**Information**
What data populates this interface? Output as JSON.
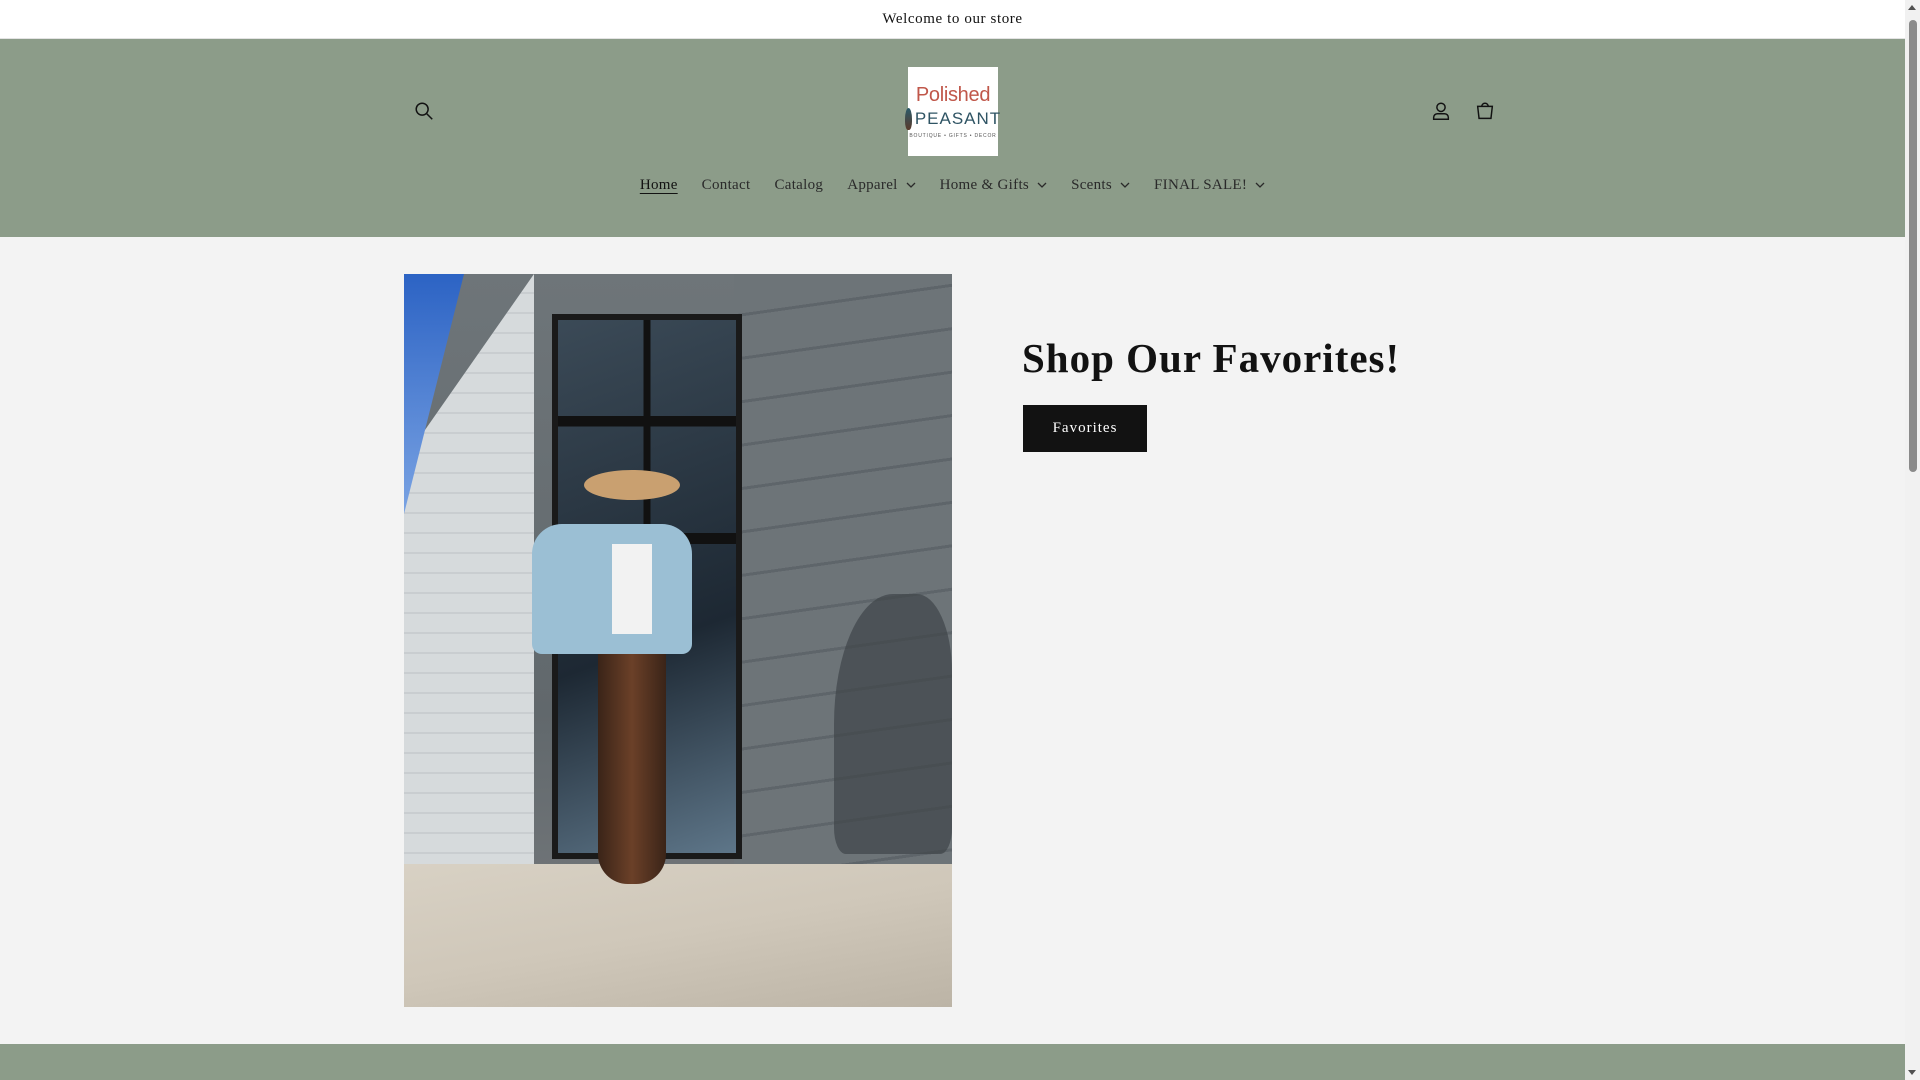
{
  "announcement": {
    "text": "Welcome to our store"
  },
  "header": {
    "search_icon": "search-icon",
    "account_icon": "account-icon",
    "cart_icon": "cart-icon",
    "logo": {
      "line1": "Polished",
      "line2": "PEASANT",
      "tagline": "BOUTIQUE • GIFTS • DECOR"
    },
    "background_color": "#8c9c89"
  },
  "nav": {
    "items": [
      {
        "label": "Home",
        "active": true,
        "dropdown": false
      },
      {
        "label": "Contact",
        "active": false,
        "dropdown": false
      },
      {
        "label": "Catalog",
        "active": false,
        "dropdown": false
      },
      {
        "label": "Apparel",
        "active": false,
        "dropdown": true
      },
      {
        "label": "Home & Gifts",
        "active": false,
        "dropdown": true
      },
      {
        "label": "Scents",
        "active": false,
        "dropdown": true
      },
      {
        "label": "FINAL SALE!",
        "active": false,
        "dropdown": true
      }
    ]
  },
  "hero": {
    "heading": "Shop Our Favorites!",
    "button_label": "Favorites"
  },
  "colors": {
    "page_bg": "#f3f3f3",
    "accent": "#8c9c89",
    "button_bg": "#121212"
  }
}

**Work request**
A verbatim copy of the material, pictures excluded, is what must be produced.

**Result of this exercise**
What data populates this interface? Output as JSON.
{
  "announcement": {
    "text": "Welcome to our store"
  },
  "header": {
    "search_icon": "search-icon",
    "account_icon": "account-icon",
    "cart_icon": "cart-icon",
    "logo": {
      "line1": "Polished",
      "line2": "PEASANT",
      "tagline": "BOUTIQUE • GIFTS • DECOR"
    },
    "background_color": "#8c9c89"
  },
  "nav": {
    "items": [
      {
        "label": "Home",
        "active": true,
        "dropdown": false
      },
      {
        "label": "Contact",
        "active": false,
        "dropdown": false
      },
      {
        "label": "Catalog",
        "active": false,
        "dropdown": false
      },
      {
        "label": "Apparel",
        "active": false,
        "dropdown": true
      },
      {
        "label": "Home & Gifts",
        "active": false,
        "dropdown": true
      },
      {
        "label": "Scents",
        "active": false,
        "dropdown": true
      },
      {
        "label": "FINAL SALE!",
        "active": false,
        "dropdown": true
      }
    ]
  },
  "hero": {
    "heading": "Shop Our Favorites!",
    "button_label": "Favorites"
  },
  "colors": {
    "page_bg": "#f3f3f3",
    "accent": "#8c9c89",
    "button_bg": "#121212"
  }
}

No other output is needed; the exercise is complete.